> _PROVIDED DATA_
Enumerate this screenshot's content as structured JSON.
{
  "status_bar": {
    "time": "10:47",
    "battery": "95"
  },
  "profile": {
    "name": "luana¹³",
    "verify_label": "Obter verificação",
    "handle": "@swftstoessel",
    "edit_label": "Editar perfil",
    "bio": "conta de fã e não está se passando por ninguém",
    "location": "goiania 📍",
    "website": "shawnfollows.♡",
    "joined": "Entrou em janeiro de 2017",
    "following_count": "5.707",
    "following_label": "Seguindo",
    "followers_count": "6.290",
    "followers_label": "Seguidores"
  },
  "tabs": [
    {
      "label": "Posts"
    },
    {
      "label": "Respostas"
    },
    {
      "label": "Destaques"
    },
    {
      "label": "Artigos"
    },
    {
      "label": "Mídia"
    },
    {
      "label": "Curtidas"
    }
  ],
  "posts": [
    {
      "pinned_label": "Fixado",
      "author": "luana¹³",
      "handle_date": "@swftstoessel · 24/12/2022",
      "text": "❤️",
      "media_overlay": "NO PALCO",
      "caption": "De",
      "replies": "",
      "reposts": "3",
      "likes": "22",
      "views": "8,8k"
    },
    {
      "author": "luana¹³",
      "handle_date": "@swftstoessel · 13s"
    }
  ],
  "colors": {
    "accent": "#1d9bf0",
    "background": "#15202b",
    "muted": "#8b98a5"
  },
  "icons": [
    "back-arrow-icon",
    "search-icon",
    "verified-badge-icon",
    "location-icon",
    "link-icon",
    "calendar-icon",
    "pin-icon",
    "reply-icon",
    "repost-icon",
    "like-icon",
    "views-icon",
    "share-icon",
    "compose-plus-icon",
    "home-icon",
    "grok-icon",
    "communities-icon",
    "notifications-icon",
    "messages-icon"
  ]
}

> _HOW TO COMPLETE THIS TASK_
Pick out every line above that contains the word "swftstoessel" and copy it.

> _RESULT FOR THIS EXERCISE_
    "handle": "@swftstoessel",
      "handle_date": "@swftstoessel · 24/12/2022",
      "handle_date": "@swftstoessel · 13s"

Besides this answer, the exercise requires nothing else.